LOS ANGELES – Hundreds of labor and community activists rallied here June 13 in front of the Vons supermarket on the corner of Sunset Boulevard and Hillhurst Avenue, to show solidarity with grocery workers in their fight for a fair contract.
The United Food and Commercial Workers International Union (UFCW), Local 770, which represents the workers, organized the action with help from leaders in the faith community.
The UFCW’s labor contract expired in March. The workers – from the Vons, Ralphs and Albertsons supermarkets – and their union have tentatively settled on pension agreements. However, the most controversial negotiations have been on the issue of healthcare.

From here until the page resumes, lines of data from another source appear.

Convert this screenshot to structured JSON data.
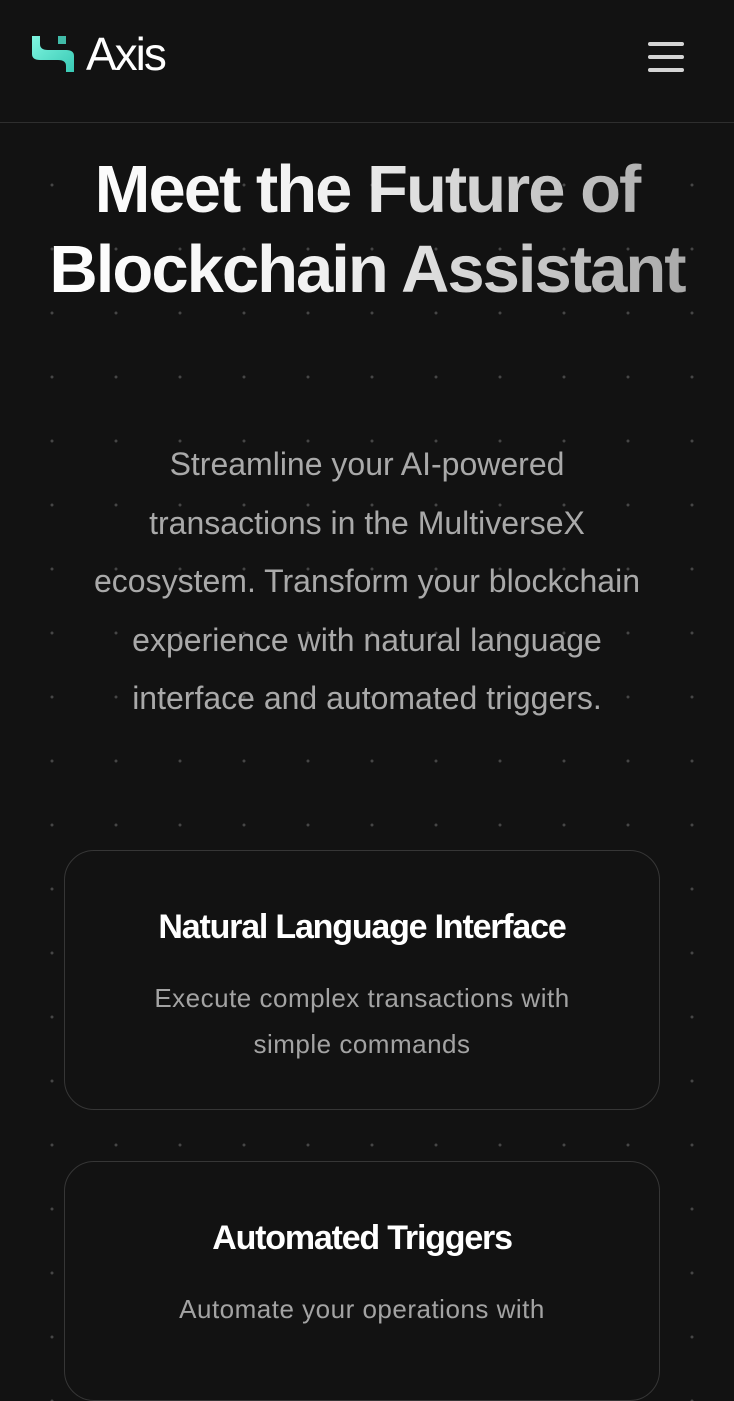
{
  "header": {
    "logo_text": "Axis",
    "menu_icon": "hamburger-menu-icon",
    "logo_accent_color": "#5eead4"
  },
  "hero": {
    "title": "Meet the Future of Blockchain Assistant",
    "subtitle": "Streamline your AI-powered transactions in the MultiverseX ecosystem. Transform your blockchain experience with natural language interface and automated triggers."
  },
  "features": [
    {
      "title": "Natural Language Interface",
      "description": "Execute complex transactions with simple commands"
    },
    {
      "title": "Automated Triggers",
      "description": "Automate your operations with"
    }
  ]
}
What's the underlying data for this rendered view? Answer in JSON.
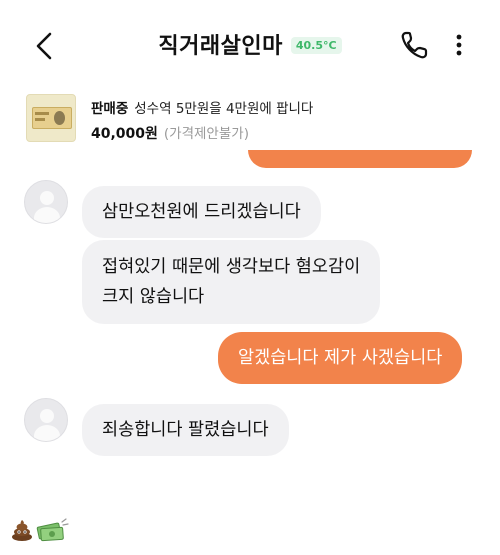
{
  "header": {
    "title": "직거래살인마",
    "temperature": "40.5°C",
    "icons": [
      "back-arrow-icon",
      "phone-icon",
      "more-vertical-icon"
    ]
  },
  "product": {
    "status": "판매중",
    "name": "성수역 5만원을 4만원에 팝니다",
    "price": "40,000원",
    "price_note": "(가격제안불가)"
  },
  "messages": [
    {
      "side": "incoming",
      "text": "삼만오천원에 드리겠습니다"
    },
    {
      "side": "incoming",
      "text": "접혀있기 때문에 생각보다 혐오감이\n크지 않습니다"
    },
    {
      "side": "outgoing",
      "text": "알겠습니다 제가 사겠습니다"
    },
    {
      "side": "incoming",
      "text": "죄송합니다 팔렸습니다"
    }
  ],
  "colors": {
    "accent": "#f2834b",
    "incoming_bubble": "#f1f1f3",
    "temperature": "#3fb86a"
  },
  "footer_emojis": [
    "poop-emoji",
    "money-emoji"
  ]
}
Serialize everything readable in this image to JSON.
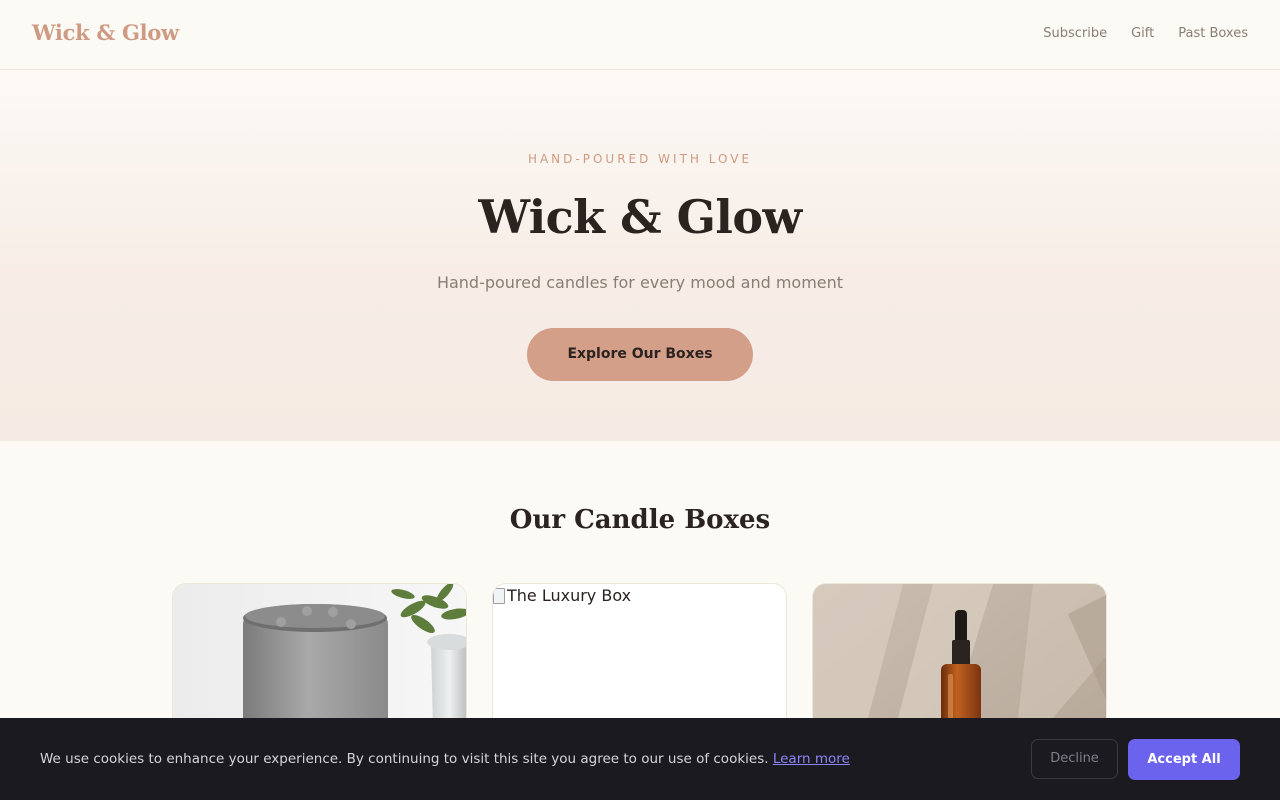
{
  "header": {
    "logo": "Wick & Glow",
    "nav": [
      {
        "label": "Subscribe"
      },
      {
        "label": "Gift"
      },
      {
        "label": "Past Boxes"
      }
    ]
  },
  "hero": {
    "eyebrow": "HAND-POURED WITH LOVE",
    "title": "Wick & Glow",
    "subtitle": "Hand-poured candles for every mood and moment",
    "cta_label": "Explore Our Boxes"
  },
  "boxes": {
    "section_title": "Our Candle Boxes",
    "cards": [
      {
        "image": "smart-speaker-and-plant-photo"
      },
      {
        "image_alt": "The Luxury Box"
      },
      {
        "image": "amber-dropper-bottle-photo"
      }
    ]
  },
  "cookie_banner": {
    "message": "We use cookies to enhance your experience. By continuing to visit this site you agree to our use of cookies.",
    "link_label": "Learn more",
    "decline_label": "Decline",
    "accept_label": "Accept All"
  },
  "colors": {
    "accent": "#cf9a83",
    "cta": "#d49f89",
    "accept": "#6b62ee",
    "banner": "#1b1a20"
  }
}
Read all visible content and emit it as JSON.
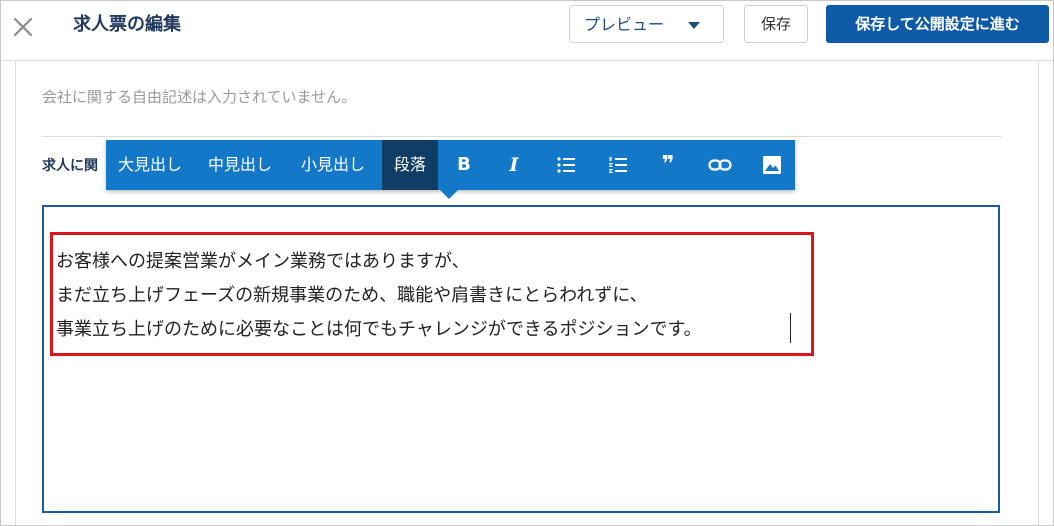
{
  "header": {
    "title": "求人票の編集",
    "preview_label": "プレビュー",
    "save_label": "保存",
    "save_publish_label": "保存して公開設定に進む"
  },
  "content": {
    "company_note": "会社に関する自由記述は入力されていません。",
    "section_label": "求人に関"
  },
  "toolbar": {
    "items": [
      {
        "label": "大見出し"
      },
      {
        "label": "中見出し"
      },
      {
        "label": "小見出し"
      },
      {
        "label": "段落",
        "active": true
      }
    ],
    "icons": [
      "bold-icon",
      "italic-icon",
      "bullet-list-icon",
      "numbered-list-icon",
      "quote-icon",
      "link-icon",
      "image-icon"
    ],
    "bold_glyph": "B",
    "italic_glyph": "I",
    "quote_glyph": "❞"
  },
  "editor": {
    "lines": [
      "お客様への提案営業がメイン業務ではありますが、",
      "まだ立ち上げフェーズの新規事業のため、職能や肩書きにとらわれずに、",
      "事業立ち上げのために必要なことは何でもチャレンジができるポジションです。"
    ]
  },
  "colors": {
    "primary": "#1478c8",
    "primary_dark": "#0f3d66",
    "button_blue": "#0f5aa6",
    "title_navy": "#223a5e",
    "highlight_red": "#d9161c",
    "editor_border": "#1f5aa0"
  }
}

The employers want the workers to pay a higher percentage for their healthcare benefits.
“There’s a general consensus at the Vons in Moorpark that the workers will strike if need be,” said Scott Patrick, a Moorpark resident who drove nearly 50 miles to be at the Los Angeles action in support of the workers. “They want their fair contract and, you know, it’s the last option but they will strike to get what they need,” he said.
The action brought out community activists, several young people, local organizations and other unions in support. They include: International Association of Machinists (IAM), retired and active Teamsters; other UFCW and Service Employees International Union (SEIU) locals; members of the Los Angeles Black Worker Center; the Jewish Labor Committee; the Clergy and Laity United for Economic Justice (CLUE); and other clergy members such as priests and rabbis.
Demonstrators held up signs that read, “Respect Grocery Workers” and “Bye Bye Walker, We Are Awakened,” a reference to the union-busting Scott Walker, Wisconsin’s Republican governor.
The march began on the corner of Sunset Boulevard and Hillhurst Avenue and moved up Hillhurst ending in front of the Albertsons supermarket in the nearby neighborhood of Los Feliz with a rally.
Activists chanted: “Who’s got the power? We got the power! What kind of power? Union power!”
Dozens of cars and trucks driving by honked their horns in support at the site of the demonstration, including several police cars and firefighter trucks.
According to its website the UFCW is one the nation’s youngest unions in the U.S. with the greatest percentage of members under 35, younger than any other.
Chelsea Davenport, a worker in her 50s said she has been working for Albertsons, one of the supermarkets for 35 years. She spoke at the rally.
“They want to replace us with robots. They want to have self-checkouts. They want to pay people less,” she said. “You know what, anybody that walks in that door behind me when I retire and wants to take my job should have every single, solitary advantage that I have while I was in there working. I know today that I’m not alone … And it just warms the bottom of my heart to see all of ya’ll out here and everybody chanting and walking and doing what we need to do to get a fair contract.”
Rabbis, other clergymen and union supporters presented Albertsons management with a letter urging them and the other supermarkets to sign a fair contract with the workers. Community leaders, bishops and community and faith leaders also endorsed the letter.
“We’re here till the end,” said a UCLA campus rabbi.
The next action is scheduled for June 28 at Albertsons corporate headquarters.
Photo: Hundreds marched in support of grocery workers to demand a fair labor contract with their supermarket employers. (Luis Rivas/PW).
Correction, June 18, 2011: An earlier posting misidentified the Jewish Labor Committee as a local religious grouping. The Jewish Labor Committee is an independent secular organization active across the country.